◆ **Work task**
Type the entries again, word for word.

━━━━━ Data supplied

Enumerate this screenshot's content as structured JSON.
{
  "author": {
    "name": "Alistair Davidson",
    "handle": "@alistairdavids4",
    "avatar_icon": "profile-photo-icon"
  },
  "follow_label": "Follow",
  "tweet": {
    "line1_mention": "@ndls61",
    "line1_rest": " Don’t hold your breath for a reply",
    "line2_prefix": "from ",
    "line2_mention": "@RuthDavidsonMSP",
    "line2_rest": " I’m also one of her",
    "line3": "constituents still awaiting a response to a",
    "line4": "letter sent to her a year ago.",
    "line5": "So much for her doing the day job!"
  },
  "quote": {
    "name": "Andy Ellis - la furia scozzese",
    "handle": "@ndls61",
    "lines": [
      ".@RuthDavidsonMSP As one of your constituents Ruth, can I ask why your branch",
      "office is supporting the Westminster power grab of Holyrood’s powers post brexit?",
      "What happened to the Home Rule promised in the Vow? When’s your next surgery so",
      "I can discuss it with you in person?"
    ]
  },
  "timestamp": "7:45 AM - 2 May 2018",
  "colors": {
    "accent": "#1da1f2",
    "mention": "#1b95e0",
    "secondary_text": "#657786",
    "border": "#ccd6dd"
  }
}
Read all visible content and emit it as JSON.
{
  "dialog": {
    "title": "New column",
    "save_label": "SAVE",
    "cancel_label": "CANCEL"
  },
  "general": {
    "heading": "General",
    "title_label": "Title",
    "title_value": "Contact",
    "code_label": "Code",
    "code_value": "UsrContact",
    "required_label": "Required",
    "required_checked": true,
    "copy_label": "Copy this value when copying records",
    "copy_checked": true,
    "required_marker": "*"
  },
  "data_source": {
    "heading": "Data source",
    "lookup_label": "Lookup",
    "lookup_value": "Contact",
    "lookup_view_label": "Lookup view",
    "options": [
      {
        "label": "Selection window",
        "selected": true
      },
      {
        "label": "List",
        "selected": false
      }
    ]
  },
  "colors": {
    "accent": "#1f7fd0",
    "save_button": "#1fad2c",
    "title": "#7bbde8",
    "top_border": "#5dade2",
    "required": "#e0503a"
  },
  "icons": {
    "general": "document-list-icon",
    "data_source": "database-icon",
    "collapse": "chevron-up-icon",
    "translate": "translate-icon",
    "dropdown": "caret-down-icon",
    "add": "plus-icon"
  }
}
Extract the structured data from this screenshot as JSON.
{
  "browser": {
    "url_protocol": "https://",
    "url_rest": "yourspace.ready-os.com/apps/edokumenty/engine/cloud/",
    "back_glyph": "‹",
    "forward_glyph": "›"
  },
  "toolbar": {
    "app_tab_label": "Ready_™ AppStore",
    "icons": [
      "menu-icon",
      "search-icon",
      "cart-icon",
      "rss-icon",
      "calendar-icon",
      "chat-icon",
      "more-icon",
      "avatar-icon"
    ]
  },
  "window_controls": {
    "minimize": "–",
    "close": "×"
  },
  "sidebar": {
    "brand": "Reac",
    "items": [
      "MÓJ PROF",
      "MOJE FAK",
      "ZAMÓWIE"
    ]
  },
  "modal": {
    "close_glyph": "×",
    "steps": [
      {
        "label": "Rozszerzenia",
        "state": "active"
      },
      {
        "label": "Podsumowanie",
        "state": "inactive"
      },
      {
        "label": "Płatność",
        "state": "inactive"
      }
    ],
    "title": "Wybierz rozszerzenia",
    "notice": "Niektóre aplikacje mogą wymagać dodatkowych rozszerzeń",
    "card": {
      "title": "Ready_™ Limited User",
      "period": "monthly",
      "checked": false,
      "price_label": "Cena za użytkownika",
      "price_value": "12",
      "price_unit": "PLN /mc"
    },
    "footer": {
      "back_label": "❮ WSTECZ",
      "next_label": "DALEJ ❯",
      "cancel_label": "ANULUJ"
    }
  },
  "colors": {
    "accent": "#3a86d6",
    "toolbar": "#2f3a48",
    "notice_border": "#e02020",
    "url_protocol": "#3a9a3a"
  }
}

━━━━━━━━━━

◆ **Answer to the exercise**
Enumerate this screenshot's content as structured JSON.
{
  "author": {
    "name": "Alistair Davidson",
    "handle": "@alistairdavids4",
    "avatar_icon": "profile-photo-icon"
  },
  "follow_label": "Follow",
  "tweet": {
    "line1_mention": "@ndls61",
    "line1_rest": " Don’t hold your breath for a reply",
    "line2_prefix": "from ",
    "line2_mention": "@RuthDavidsonMSP",
    "line2_rest": " I’m also one of her",
    "line3": "constituents still awaiting a response to a",
    "line4": "letter sent to her a year ago.",
    "line5": "So much for her doing the day job!"
  },
  "quote": {
    "name": "Andy Ellis - la furia scozzese",
    "handle": "@ndls61",
    "lines": [
      ".@RuthDavidsonMSP As one of your constituents Ruth, can I ask why your branch",
      "office is supporting the Westminster power grab of Holyrood’s powers post brexit?",
      "What happened to the Home Rule promised in the Vow? When’s your next surgery so",
      "I can discuss it with you in person?"
    ]
  },
  "timestamp": "7:45 AM - 2 May 2018",
  "colors": {
    "accent": "#1da1f2",
    "mention": "#1b95e0",
    "secondary_text": "#657786",
    "border": "#ccd6dd"
  }
}
Read all visible content and emit it as JSON.
{
  "dialog": {
    "title": "New column",
    "save_label": "SAVE",
    "cancel_label": "CANCEL"
  },
  "general": {
    "heading": "General",
    "title_label": "Title",
    "title_value": "Contact",
    "code_label": "Code",
    "code_value": "UsrContact",
    "required_label": "Required",
    "required_checked": true,
    "copy_label": "Copy this value when copying records",
    "copy_checked": true,
    "required_marker": "*"
  },
  "data_source": {
    "heading": "Data source",
    "lookup_label": "Lookup",
    "lookup_value": "Contact",
    "lookup_view_label": "Lookup view",
    "options": [
      {
        "label": "Selection window",
        "selected": true
      },
      {
        "label": "List",
        "selected": false
      }
    ]
  },
  "colors": {
    "accent": "#1f7fd0",
    "save_button": "#1fad2c",
    "title": "#7bbde8",
    "top_border": "#5dade2",
    "required": "#e0503a"
  },
  "icons": {
    "general": "document-list-icon",
    "data_source": "database-icon",
    "collapse": "chevron-up-icon",
    "translate": "translate-icon",
    "dropdown": "caret-down-icon",
    "add": "plus-icon"
  }
}
Extract the structured data from this screenshot as JSON.
{
  "browser": {
    "url_protocol": "https://",
    "url_rest": "yourspace.ready-os.com/apps/edokumenty/engine/cloud/",
    "back_glyph": "‹",
    "forward_glyph": "›"
  },
  "toolbar": {
    "app_tab_label": "Ready_™ AppStore",
    "icons": [
      "menu-icon",
      "search-icon",
      "cart-icon",
      "rss-icon",
      "calendar-icon",
      "chat-icon",
      "more-icon",
      "avatar-icon"
    ]
  },
  "window_controls": {
    "minimize": "–",
    "close": "×"
  },
  "sidebar": {
    "brand": "Reac",
    "items": [
      "MÓJ PROF",
      "MOJE FAK",
      "ZAMÓWIE"
    ]
  },
  "modal": {
    "close_glyph": "×",
    "steps": [
      {
        "label": "Rozszerzenia",
        "state": "active"
      },
      {
        "label": "Podsumowanie",
        "state": "inactive"
      },
      {
        "label": "Płatność",
        "state": "inactive"
      }
    ],
    "title": "Wybierz rozszerzenia",
    "notice": "Niektóre aplikacje mogą wymagać dodatkowych rozszerzeń",
    "card": {
      "title": "Ready_™ Limited User",
      "period": "monthly",
      "checked": false,
      "price_label": "Cena za użytkownika",
      "price_value": "12",
      "price_unit": "PLN /mc"
    },
    "footer": {
      "back_label": "❮ WSTECZ",
      "next_label": "DALEJ ❯",
      "cancel_label": "ANULUJ"
    }
  },
  "colors": {
    "accent": "#3a86d6",
    "toolbar": "#2f3a48",
    "notice_border": "#e02020",
    "url_protocol": "#3a9a3a"
  }
}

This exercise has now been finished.